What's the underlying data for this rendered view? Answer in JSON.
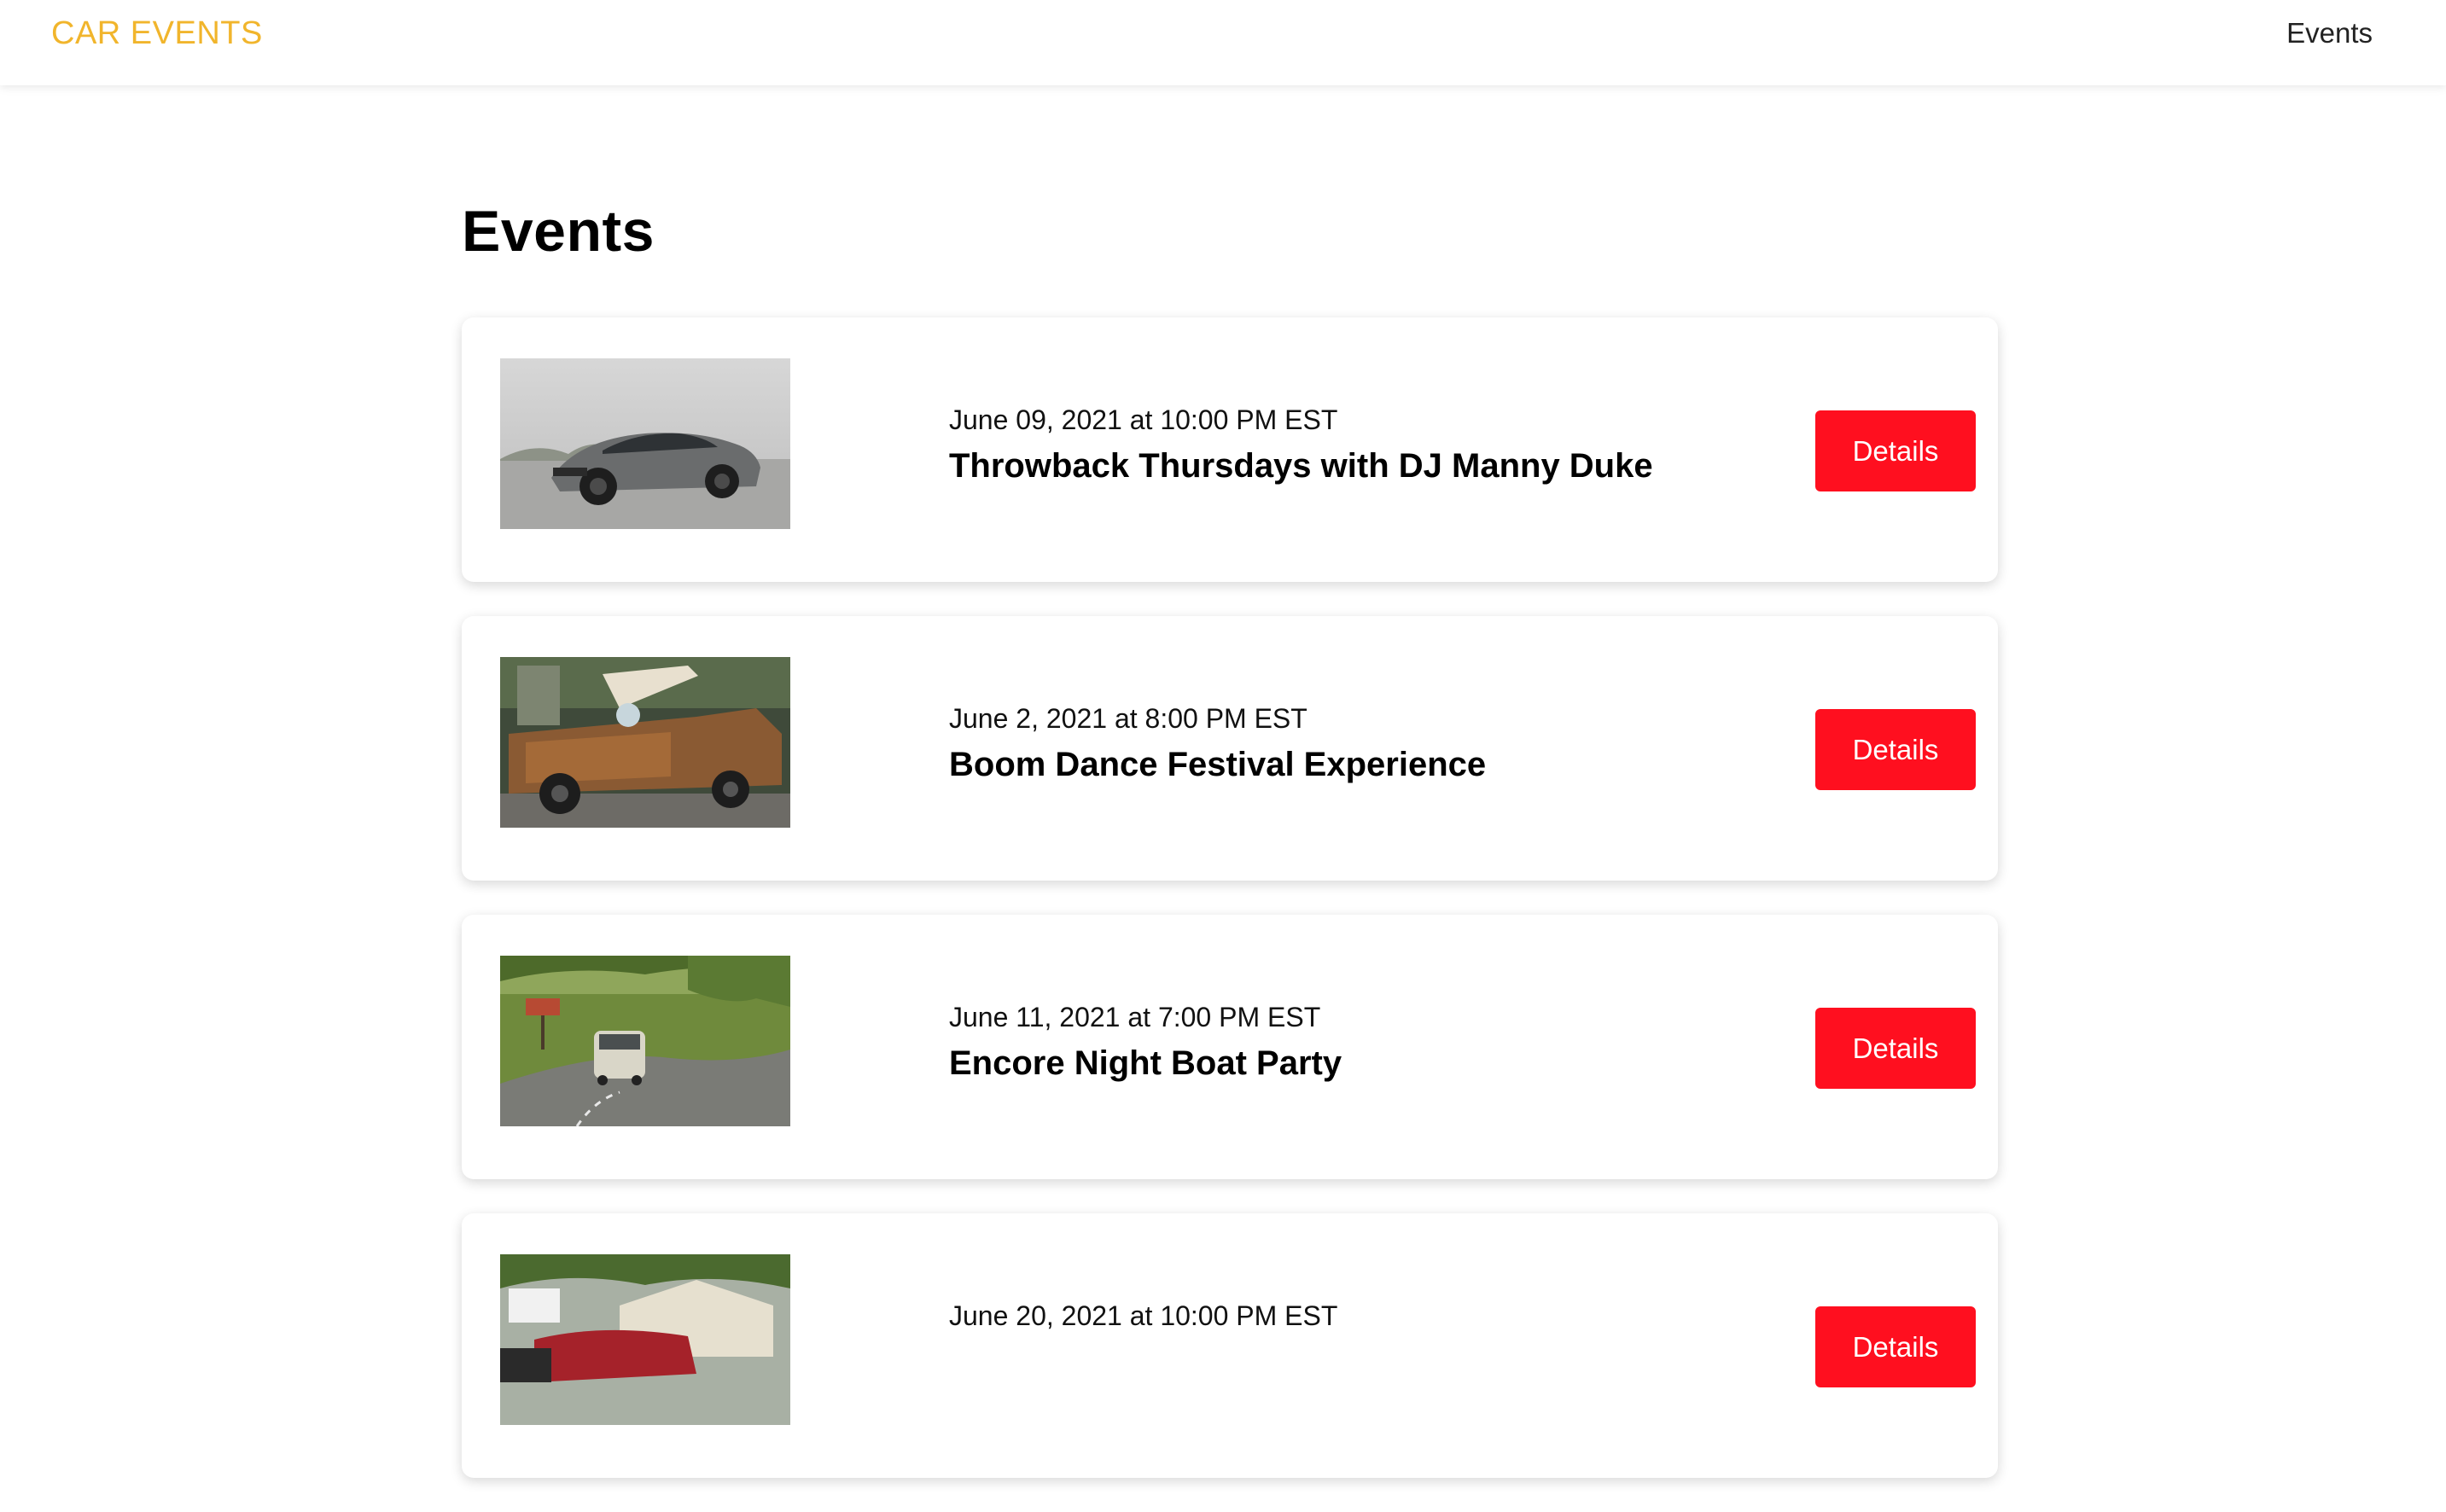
{
  "nav": {
    "brand": "CAR EVENTS",
    "link": "Events"
  },
  "page": {
    "title": "Events"
  },
  "events": [
    {
      "date": "June 09, 2021 at 10:00 PM EST",
      "name": "Throwback Thursdays with DJ Manny Duke",
      "button": "Details"
    },
    {
      "date": "June 2, 2021 at 8:00 PM EST",
      "name": "Boom Dance Festival Experience",
      "button": "Details"
    },
    {
      "date": "June 11, 2021 at 7:00 PM EST",
      "name": "Encore Night Boat Party",
      "button": "Details"
    },
    {
      "date": "June 20, 2021 at 10:00 PM EST",
      "name": "",
      "button": "Details"
    }
  ],
  "colors": {
    "brand": "#f1b52c",
    "button": "#ff0f1f"
  }
}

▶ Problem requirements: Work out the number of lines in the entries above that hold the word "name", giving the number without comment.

▶ Task output: 4